The complete listing goes into the output exactly, without its pictures.

** Given data follows **

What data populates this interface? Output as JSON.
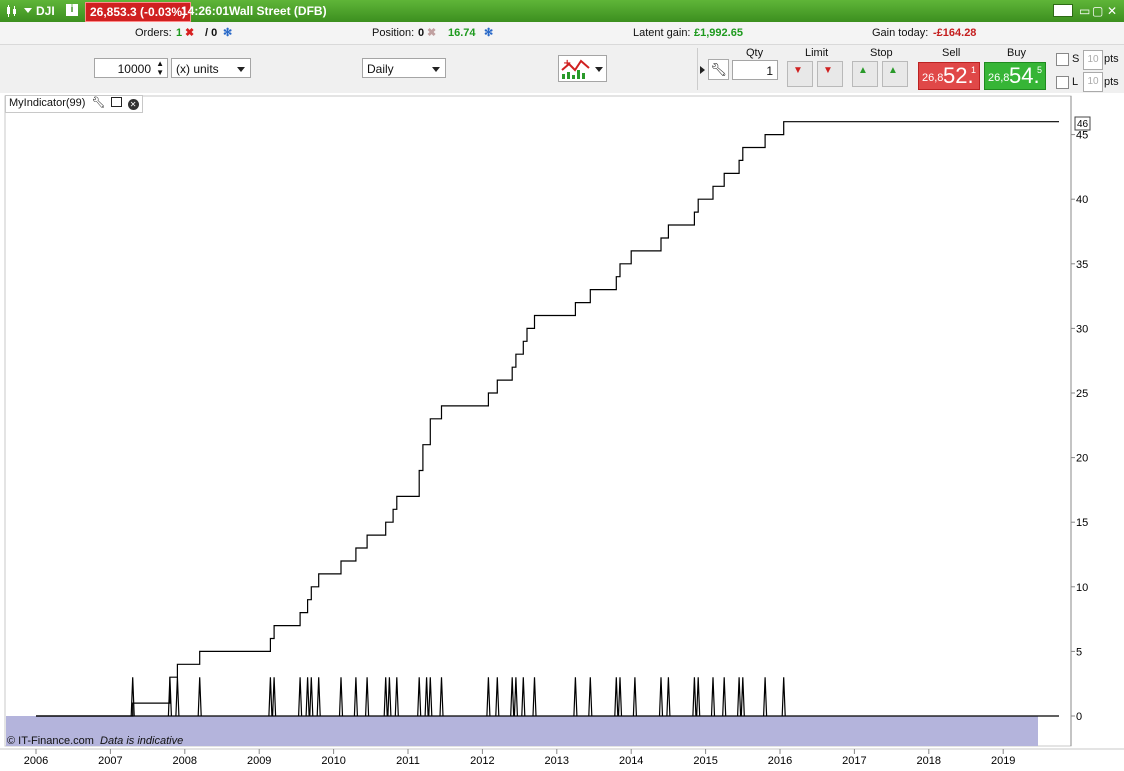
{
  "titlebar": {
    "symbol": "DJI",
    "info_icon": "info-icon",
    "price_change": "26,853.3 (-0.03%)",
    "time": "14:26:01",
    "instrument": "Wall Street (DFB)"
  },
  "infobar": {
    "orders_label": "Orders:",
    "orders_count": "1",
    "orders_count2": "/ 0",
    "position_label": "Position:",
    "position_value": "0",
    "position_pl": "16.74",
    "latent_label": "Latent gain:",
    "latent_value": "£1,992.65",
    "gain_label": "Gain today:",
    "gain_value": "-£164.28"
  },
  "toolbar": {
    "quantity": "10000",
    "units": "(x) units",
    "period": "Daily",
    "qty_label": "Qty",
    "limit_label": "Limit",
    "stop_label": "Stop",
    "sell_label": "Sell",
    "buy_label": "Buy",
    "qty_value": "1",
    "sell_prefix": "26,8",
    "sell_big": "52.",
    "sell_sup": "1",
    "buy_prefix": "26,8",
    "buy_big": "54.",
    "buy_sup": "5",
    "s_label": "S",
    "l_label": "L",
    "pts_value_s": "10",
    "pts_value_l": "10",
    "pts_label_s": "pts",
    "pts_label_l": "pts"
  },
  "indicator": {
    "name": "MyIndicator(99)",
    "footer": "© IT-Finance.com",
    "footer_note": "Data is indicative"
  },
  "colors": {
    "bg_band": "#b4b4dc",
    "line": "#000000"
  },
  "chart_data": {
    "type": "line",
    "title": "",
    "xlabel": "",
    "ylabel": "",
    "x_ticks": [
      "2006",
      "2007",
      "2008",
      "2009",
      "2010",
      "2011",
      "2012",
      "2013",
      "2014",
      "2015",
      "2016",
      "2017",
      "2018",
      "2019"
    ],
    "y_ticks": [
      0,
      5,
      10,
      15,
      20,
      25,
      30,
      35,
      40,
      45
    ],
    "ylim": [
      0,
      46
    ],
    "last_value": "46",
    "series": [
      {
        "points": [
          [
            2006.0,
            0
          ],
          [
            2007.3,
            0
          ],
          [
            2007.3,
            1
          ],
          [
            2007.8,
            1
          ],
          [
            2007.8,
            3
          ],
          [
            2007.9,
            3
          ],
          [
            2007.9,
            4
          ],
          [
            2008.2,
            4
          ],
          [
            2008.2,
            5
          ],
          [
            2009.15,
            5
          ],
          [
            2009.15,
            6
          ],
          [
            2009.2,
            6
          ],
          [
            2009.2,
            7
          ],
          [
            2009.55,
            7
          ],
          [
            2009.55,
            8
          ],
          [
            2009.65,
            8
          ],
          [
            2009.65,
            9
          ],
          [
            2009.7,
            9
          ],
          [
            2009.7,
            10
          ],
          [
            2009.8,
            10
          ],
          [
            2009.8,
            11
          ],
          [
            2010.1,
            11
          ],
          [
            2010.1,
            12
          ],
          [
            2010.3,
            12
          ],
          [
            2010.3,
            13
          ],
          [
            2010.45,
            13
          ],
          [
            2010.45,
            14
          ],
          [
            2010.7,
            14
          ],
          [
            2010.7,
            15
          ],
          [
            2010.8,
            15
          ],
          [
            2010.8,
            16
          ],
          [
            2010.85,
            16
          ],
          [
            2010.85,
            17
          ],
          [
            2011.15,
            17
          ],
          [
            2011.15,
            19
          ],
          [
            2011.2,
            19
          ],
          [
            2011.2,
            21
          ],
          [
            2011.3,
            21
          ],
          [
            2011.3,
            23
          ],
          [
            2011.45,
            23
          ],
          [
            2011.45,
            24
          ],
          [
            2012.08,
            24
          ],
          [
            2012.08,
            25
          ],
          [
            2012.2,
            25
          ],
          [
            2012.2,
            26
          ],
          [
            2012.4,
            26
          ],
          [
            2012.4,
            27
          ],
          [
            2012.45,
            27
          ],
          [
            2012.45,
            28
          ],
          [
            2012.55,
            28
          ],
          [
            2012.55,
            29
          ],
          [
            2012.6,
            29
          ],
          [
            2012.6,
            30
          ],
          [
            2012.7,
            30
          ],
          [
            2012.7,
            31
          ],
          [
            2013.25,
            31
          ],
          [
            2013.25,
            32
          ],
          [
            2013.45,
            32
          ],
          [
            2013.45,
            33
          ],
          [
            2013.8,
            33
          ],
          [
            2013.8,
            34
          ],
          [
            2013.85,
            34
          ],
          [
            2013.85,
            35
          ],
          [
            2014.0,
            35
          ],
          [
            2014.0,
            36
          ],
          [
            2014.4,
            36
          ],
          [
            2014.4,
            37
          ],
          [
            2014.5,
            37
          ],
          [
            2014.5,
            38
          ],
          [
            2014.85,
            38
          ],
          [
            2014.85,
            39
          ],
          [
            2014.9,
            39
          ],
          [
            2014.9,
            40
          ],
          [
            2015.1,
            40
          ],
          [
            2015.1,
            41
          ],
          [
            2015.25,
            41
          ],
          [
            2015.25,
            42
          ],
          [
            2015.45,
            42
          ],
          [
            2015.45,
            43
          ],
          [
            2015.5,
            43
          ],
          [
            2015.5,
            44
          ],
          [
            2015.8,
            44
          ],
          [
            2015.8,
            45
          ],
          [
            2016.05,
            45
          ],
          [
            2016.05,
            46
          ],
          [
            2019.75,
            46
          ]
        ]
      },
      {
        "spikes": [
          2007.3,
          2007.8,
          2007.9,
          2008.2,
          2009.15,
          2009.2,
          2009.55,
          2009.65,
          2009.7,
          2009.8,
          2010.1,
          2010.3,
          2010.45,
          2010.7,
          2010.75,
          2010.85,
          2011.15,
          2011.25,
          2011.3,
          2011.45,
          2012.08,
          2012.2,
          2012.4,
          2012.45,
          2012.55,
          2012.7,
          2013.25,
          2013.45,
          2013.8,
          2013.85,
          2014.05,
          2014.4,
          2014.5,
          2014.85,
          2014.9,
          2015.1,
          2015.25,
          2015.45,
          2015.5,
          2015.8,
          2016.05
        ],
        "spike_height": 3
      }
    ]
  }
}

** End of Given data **

■ **Task response**
What data populates this interface? Output as JSON.
{
  "titlebar": {
    "symbol": "DJI",
    "info_icon": "info-icon",
    "price_change": "26,853.3 (-0.03%)",
    "time": "14:26:01",
    "instrument": "Wall Street (DFB)"
  },
  "infobar": {
    "orders_label": "Orders:",
    "orders_count": "1",
    "orders_count2": "/ 0",
    "position_label": "Position:",
    "position_value": "0",
    "position_pl": "16.74",
    "latent_label": "Latent gain:",
    "latent_value": "£1,992.65",
    "gain_label": "Gain today:",
    "gain_value": "-£164.28"
  },
  "toolbar": {
    "quantity": "10000",
    "units": "(x) units",
    "period": "Daily",
    "qty_label": "Qty",
    "limit_label": "Limit",
    "stop_label": "Stop",
    "sell_label": "Sell",
    "buy_label": "Buy",
    "qty_value": "1",
    "sell_prefix": "26,8",
    "sell_big": "52.",
    "sell_sup": "1",
    "buy_prefix": "26,8",
    "buy_big": "54.",
    "buy_sup": "5",
    "s_label": "S",
    "l_label": "L",
    "pts_value_s": "10",
    "pts_value_l": "10",
    "pts_label_s": "pts",
    "pts_label_l": "pts"
  },
  "indicator": {
    "name": "MyIndicator(99)",
    "footer": "© IT-Finance.com",
    "footer_note": "Data is indicative"
  },
  "colors": {
    "bg_band": "#b4b4dc",
    "line": "#000000"
  },
  "chart_data": {
    "type": "line",
    "title": "",
    "xlabel": "",
    "ylabel": "",
    "x_ticks": [
      "2006",
      "2007",
      "2008",
      "2009",
      "2010",
      "2011",
      "2012",
      "2013",
      "2014",
      "2015",
      "2016",
      "2017",
      "2018",
      "2019"
    ],
    "y_ticks": [
      0,
      5,
      10,
      15,
      20,
      25,
      30,
      35,
      40,
      45
    ],
    "ylim": [
      0,
      46
    ],
    "last_value": "46",
    "series": [
      {
        "points": [
          [
            2006.0,
            0
          ],
          [
            2007.3,
            0
          ],
          [
            2007.3,
            1
          ],
          [
            2007.8,
            1
          ],
          [
            2007.8,
            3
          ],
          [
            2007.9,
            3
          ],
          [
            2007.9,
            4
          ],
          [
            2008.2,
            4
          ],
          [
            2008.2,
            5
          ],
          [
            2009.15,
            5
          ],
          [
            2009.15,
            6
          ],
          [
            2009.2,
            6
          ],
          [
            2009.2,
            7
          ],
          [
            2009.55,
            7
          ],
          [
            2009.55,
            8
          ],
          [
            2009.65,
            8
          ],
          [
            2009.65,
            9
          ],
          [
            2009.7,
            9
          ],
          [
            2009.7,
            10
          ],
          [
            2009.8,
            10
          ],
          [
            2009.8,
            11
          ],
          [
            2010.1,
            11
          ],
          [
            2010.1,
            12
          ],
          [
            2010.3,
            12
          ],
          [
            2010.3,
            13
          ],
          [
            2010.45,
            13
          ],
          [
            2010.45,
            14
          ],
          [
            2010.7,
            14
          ],
          [
            2010.7,
            15
          ],
          [
            2010.8,
            15
          ],
          [
            2010.8,
            16
          ],
          [
            2010.85,
            16
          ],
          [
            2010.85,
            17
          ],
          [
            2011.15,
            17
          ],
          [
            2011.15,
            19
          ],
          [
            2011.2,
            19
          ],
          [
            2011.2,
            21
          ],
          [
            2011.3,
            21
          ],
          [
            2011.3,
            23
          ],
          [
            2011.45,
            23
          ],
          [
            2011.45,
            24
          ],
          [
            2012.08,
            24
          ],
          [
            2012.08,
            25
          ],
          [
            2012.2,
            25
          ],
          [
            2012.2,
            26
          ],
          [
            2012.4,
            26
          ],
          [
            2012.4,
            27
          ],
          [
            2012.45,
            27
          ],
          [
            2012.45,
            28
          ],
          [
            2012.55,
            28
          ],
          [
            2012.55,
            29
          ],
          [
            2012.6,
            29
          ],
          [
            2012.6,
            30
          ],
          [
            2012.7,
            30
          ],
          [
            2012.7,
            31
          ],
          [
            2013.25,
            31
          ],
          [
            2013.25,
            32
          ],
          [
            2013.45,
            32
          ],
          [
            2013.45,
            33
          ],
          [
            2013.8,
            33
          ],
          [
            2013.8,
            34
          ],
          [
            2013.85,
            34
          ],
          [
            2013.85,
            35
          ],
          [
            2014.0,
            35
          ],
          [
            2014.0,
            36
          ],
          [
            2014.4,
            36
          ],
          [
            2014.4,
            37
          ],
          [
            2014.5,
            37
          ],
          [
            2014.5,
            38
          ],
          [
            2014.85,
            38
          ],
          [
            2014.85,
            39
          ],
          [
            2014.9,
            39
          ],
          [
            2014.9,
            40
          ],
          [
            2015.1,
            40
          ],
          [
            2015.1,
            41
          ],
          [
            2015.25,
            41
          ],
          [
            2015.25,
            42
          ],
          [
            2015.45,
            42
          ],
          [
            2015.45,
            43
          ],
          [
            2015.5,
            43
          ],
          [
            2015.5,
            44
          ],
          [
            2015.8,
            44
          ],
          [
            2015.8,
            45
          ],
          [
            2016.05,
            45
          ],
          [
            2016.05,
            46
          ],
          [
            2019.75,
            46
          ]
        ]
      },
      {
        "spikes": [
          2007.3,
          2007.8,
          2007.9,
          2008.2,
          2009.15,
          2009.2,
          2009.55,
          2009.65,
          2009.7,
          2009.8,
          2010.1,
          2010.3,
          2010.45,
          2010.7,
          2010.75,
          2010.85,
          2011.15,
          2011.25,
          2011.3,
          2011.45,
          2012.08,
          2012.2,
          2012.4,
          2012.45,
          2012.55,
          2012.7,
          2013.25,
          2013.45,
          2013.8,
          2013.85,
          2014.05,
          2014.4,
          2014.5,
          2014.85,
          2014.9,
          2015.1,
          2015.25,
          2015.45,
          2015.5,
          2015.8,
          2016.05
        ],
        "spike_height": 3
      }
    ]
  }
}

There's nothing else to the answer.